## DATA FOR ANALYSIS
[Start of section]
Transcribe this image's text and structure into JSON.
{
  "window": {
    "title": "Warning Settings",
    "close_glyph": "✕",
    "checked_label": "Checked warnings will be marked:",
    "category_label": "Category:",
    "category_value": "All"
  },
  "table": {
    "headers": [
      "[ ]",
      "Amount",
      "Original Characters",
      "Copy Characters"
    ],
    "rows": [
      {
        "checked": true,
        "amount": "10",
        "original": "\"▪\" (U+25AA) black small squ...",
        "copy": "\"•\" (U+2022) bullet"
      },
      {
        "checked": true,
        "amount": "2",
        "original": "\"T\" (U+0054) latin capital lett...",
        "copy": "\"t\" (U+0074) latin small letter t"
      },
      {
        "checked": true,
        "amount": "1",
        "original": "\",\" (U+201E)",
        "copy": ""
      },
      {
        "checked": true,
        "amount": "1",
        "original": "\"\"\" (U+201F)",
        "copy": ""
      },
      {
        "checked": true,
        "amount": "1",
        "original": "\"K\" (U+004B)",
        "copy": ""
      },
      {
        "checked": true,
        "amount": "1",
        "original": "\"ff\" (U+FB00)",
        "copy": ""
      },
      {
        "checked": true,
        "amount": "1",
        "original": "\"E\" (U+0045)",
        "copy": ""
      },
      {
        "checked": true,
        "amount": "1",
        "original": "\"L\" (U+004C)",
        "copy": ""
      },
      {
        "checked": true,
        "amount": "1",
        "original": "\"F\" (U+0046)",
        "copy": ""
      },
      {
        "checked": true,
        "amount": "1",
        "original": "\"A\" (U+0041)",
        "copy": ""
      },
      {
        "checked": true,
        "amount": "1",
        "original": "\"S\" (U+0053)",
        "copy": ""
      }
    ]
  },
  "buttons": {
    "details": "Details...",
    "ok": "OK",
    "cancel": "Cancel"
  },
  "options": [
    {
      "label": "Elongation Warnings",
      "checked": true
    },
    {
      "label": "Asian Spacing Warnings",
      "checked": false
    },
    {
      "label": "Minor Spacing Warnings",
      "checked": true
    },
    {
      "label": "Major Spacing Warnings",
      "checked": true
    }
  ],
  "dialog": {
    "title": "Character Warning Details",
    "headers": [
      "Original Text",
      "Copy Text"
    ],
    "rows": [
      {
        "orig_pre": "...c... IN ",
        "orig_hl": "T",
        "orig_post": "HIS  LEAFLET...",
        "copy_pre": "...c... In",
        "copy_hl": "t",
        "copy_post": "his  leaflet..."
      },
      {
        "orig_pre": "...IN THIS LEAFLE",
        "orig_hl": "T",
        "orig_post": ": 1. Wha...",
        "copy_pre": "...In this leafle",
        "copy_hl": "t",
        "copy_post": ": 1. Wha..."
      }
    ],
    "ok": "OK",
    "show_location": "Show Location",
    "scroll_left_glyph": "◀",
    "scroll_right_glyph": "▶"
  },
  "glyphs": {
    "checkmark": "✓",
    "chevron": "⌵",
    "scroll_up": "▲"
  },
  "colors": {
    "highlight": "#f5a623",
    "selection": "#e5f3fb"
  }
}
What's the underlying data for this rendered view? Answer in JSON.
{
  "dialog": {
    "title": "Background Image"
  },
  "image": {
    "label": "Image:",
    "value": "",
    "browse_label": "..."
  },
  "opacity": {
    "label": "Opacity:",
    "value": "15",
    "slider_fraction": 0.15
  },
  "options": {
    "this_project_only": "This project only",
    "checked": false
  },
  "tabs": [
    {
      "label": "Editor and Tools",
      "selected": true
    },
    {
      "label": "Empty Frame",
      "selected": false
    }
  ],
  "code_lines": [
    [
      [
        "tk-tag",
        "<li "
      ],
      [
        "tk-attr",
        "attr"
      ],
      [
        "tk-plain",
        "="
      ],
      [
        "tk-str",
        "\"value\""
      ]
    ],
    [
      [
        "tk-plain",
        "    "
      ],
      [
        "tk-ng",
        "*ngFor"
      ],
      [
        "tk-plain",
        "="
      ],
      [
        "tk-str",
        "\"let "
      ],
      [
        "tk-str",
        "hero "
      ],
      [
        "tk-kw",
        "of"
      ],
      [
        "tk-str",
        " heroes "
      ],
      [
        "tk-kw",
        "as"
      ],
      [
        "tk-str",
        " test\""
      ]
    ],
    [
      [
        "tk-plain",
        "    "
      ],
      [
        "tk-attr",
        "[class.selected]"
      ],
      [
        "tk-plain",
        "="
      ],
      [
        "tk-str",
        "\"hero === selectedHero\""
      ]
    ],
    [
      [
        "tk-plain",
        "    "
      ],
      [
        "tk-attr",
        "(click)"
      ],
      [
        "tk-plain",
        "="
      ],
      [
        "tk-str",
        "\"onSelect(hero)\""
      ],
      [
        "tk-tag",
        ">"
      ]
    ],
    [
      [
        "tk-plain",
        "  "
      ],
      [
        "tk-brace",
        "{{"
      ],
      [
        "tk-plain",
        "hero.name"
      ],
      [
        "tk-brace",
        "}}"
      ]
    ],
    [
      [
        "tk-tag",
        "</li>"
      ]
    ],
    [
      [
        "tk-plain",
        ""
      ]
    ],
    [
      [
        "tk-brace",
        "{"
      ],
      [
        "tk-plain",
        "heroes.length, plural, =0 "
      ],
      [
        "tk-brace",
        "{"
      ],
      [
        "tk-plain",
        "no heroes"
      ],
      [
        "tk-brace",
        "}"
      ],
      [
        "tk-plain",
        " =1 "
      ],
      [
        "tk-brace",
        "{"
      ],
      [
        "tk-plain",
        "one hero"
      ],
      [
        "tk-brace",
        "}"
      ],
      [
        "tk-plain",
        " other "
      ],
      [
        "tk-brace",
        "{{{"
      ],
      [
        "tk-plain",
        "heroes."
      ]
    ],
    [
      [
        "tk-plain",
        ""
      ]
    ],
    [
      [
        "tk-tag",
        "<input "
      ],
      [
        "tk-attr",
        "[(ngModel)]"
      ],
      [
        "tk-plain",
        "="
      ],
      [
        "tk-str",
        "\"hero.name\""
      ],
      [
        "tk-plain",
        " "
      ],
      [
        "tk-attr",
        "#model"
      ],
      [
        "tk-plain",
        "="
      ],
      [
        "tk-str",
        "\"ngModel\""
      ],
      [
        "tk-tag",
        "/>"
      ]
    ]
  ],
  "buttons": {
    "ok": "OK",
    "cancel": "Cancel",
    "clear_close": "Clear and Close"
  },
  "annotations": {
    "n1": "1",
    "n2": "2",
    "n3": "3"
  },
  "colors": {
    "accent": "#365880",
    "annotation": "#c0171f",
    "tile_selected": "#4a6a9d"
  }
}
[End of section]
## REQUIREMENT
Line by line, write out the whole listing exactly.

## RESULT OF THIS TASK
Transcribe this image's text and structure into JSON.
{
  "window": {
    "title": "Warning Settings",
    "close_glyph": "✕",
    "checked_label": "Checked warnings will be marked:",
    "category_label": "Category:",
    "category_value": "All"
  },
  "table": {
    "headers": [
      "[ ]",
      "Amount",
      "Original Characters",
      "Copy Characters"
    ],
    "rows": [
      {
        "checked": true,
        "amount": "10",
        "original": "\"▪\" (U+25AA) black small squ...",
        "copy": "\"•\" (U+2022) bullet"
      },
      {
        "checked": true,
        "amount": "2",
        "original": "\"T\" (U+0054) latin capital lett...",
        "copy": "\"t\" (U+0074) latin small letter t"
      },
      {
        "checked": true,
        "amount": "1",
        "original": "\",\" (U+201E)",
        "copy": ""
      },
      {
        "checked": true,
        "amount": "1",
        "original": "\"\"\" (U+201F)",
        "copy": ""
      },
      {
        "checked": true,
        "amount": "1",
        "original": "\"K\" (U+004B)",
        "copy": ""
      },
      {
        "checked": true,
        "amount": "1",
        "original": "\"ff\" (U+FB00)",
        "copy": ""
      },
      {
        "checked": true,
        "amount": "1",
        "original": "\"E\" (U+0045)",
        "copy": ""
      },
      {
        "checked": true,
        "amount": "1",
        "original": "\"L\" (U+004C)",
        "copy": ""
      },
      {
        "checked": true,
        "amount": "1",
        "original": "\"F\" (U+0046)",
        "copy": ""
      },
      {
        "checked": true,
        "amount": "1",
        "original": "\"A\" (U+0041)",
        "copy": ""
      },
      {
        "checked": true,
        "amount": "1",
        "original": "\"S\" (U+0053)",
        "copy": ""
      }
    ]
  },
  "buttons": {
    "details": "Details...",
    "ok": "OK",
    "cancel": "Cancel"
  },
  "options": [
    {
      "label": "Elongation Warnings",
      "checked": true
    },
    {
      "label": "Asian Spacing Warnings",
      "checked": false
    },
    {
      "label": "Minor Spacing Warnings",
      "checked": true
    },
    {
      "label": "Major Spacing Warnings",
      "checked": true
    }
  ],
  "dialog": {
    "title": "Character Warning Details",
    "headers": [
      "Original Text",
      "Copy Text"
    ],
    "rows": [
      {
        "orig_pre": "...c... IN ",
        "orig_hl": "T",
        "orig_post": "HIS  LEAFLET...",
        "copy_pre": "...c... In",
        "copy_hl": "t",
        "copy_post": "his  leaflet..."
      },
      {
        "orig_pre": "...IN THIS LEAFLE",
        "orig_hl": "T",
        "orig_post": ": 1. Wha...",
        "copy_pre": "...In this leafle",
        "copy_hl": "t",
        "copy_post": ": 1. Wha..."
      }
    ],
    "ok": "OK",
    "show_location": "Show Location",
    "scroll_left_glyph": "◀",
    "scroll_right_glyph": "▶"
  },
  "glyphs": {
    "checkmark": "✓",
    "chevron": "⌵",
    "scroll_up": "▲"
  },
  "colors": {
    "highlight": "#f5a623",
    "selection": "#e5f3fb"
  }
}
What's the underlying data for this rendered view? Answer in JSON.
{
  "dialog": {
    "title": "Background Image"
  },
  "image": {
    "label": "Image:",
    "value": "",
    "browse_label": "..."
  },
  "opacity": {
    "label": "Opacity:",
    "value": "15",
    "slider_fraction": 0.15
  },
  "options": {
    "this_project_only": "This project only",
    "checked": false
  },
  "tabs": [
    {
      "label": "Editor and Tools",
      "selected": true
    },
    {
      "label": "Empty Frame",
      "selected": false
    }
  ],
  "code_lines": [
    [
      [
        "tk-tag",
        "<li "
      ],
      [
        "tk-attr",
        "attr"
      ],
      [
        "tk-plain",
        "="
      ],
      [
        "tk-str",
        "\"value\""
      ]
    ],
    [
      [
        "tk-plain",
        "    "
      ],
      [
        "tk-ng",
        "*ngFor"
      ],
      [
        "tk-plain",
        "="
      ],
      [
        "tk-str",
        "\"let "
      ],
      [
        "tk-str",
        "hero "
      ],
      [
        "tk-kw",
        "of"
      ],
      [
        "tk-str",
        " heroes "
      ],
      [
        "tk-kw",
        "as"
      ],
      [
        "tk-str",
        " test\""
      ]
    ],
    [
      [
        "tk-plain",
        "    "
      ],
      [
        "tk-attr",
        "[class.selected]"
      ],
      [
        "tk-plain",
        "="
      ],
      [
        "tk-str",
        "\"hero === selectedHero\""
      ]
    ],
    [
      [
        "tk-plain",
        "    "
      ],
      [
        "tk-attr",
        "(click)"
      ],
      [
        "tk-plain",
        "="
      ],
      [
        "tk-str",
        "\"onSelect(hero)\""
      ],
      [
        "tk-tag",
        ">"
      ]
    ],
    [
      [
        "tk-plain",
        "  "
      ],
      [
        "tk-brace",
        "{{"
      ],
      [
        "tk-plain",
        "hero.name"
      ],
      [
        "tk-brace",
        "}}"
      ]
    ],
    [
      [
        "tk-tag",
        "</li>"
      ]
    ],
    [
      [
        "tk-plain",
        ""
      ]
    ],
    [
      [
        "tk-brace",
        "{"
      ],
      [
        "tk-plain",
        "heroes.length, plural, =0 "
      ],
      [
        "tk-brace",
        "{"
      ],
      [
        "tk-plain",
        "no heroes"
      ],
      [
        "tk-brace",
        "}"
      ],
      [
        "tk-plain",
        " =1 "
      ],
      [
        "tk-brace",
        "{"
      ],
      [
        "tk-plain",
        "one hero"
      ],
      [
        "tk-brace",
        "}"
      ],
      [
        "tk-plain",
        " other "
      ],
      [
        "tk-brace",
        "{{{"
      ],
      [
        "tk-plain",
        "heroes."
      ]
    ],
    [
      [
        "tk-plain",
        ""
      ]
    ],
    [
      [
        "tk-tag",
        "<input "
      ],
      [
        "tk-attr",
        "[(ngModel)]"
      ],
      [
        "tk-plain",
        "="
      ],
      [
        "tk-str",
        "\"hero.name\""
      ],
      [
        "tk-plain",
        " "
      ],
      [
        "tk-attr",
        "#model"
      ],
      [
        "tk-plain",
        "="
      ],
      [
        "tk-str",
        "\"ngModel\""
      ],
      [
        "tk-tag",
        "/>"
      ]
    ]
  ],
  "buttons": {
    "ok": "OK",
    "cancel": "Cancel",
    "clear_close": "Clear and Close"
  },
  "annotations": {
    "n1": "1",
    "n2": "2",
    "n3": "3"
  },
  "colors": {
    "accent": "#365880",
    "annotation": "#c0171f",
    "tile_selected": "#4a6a9d"
  }
}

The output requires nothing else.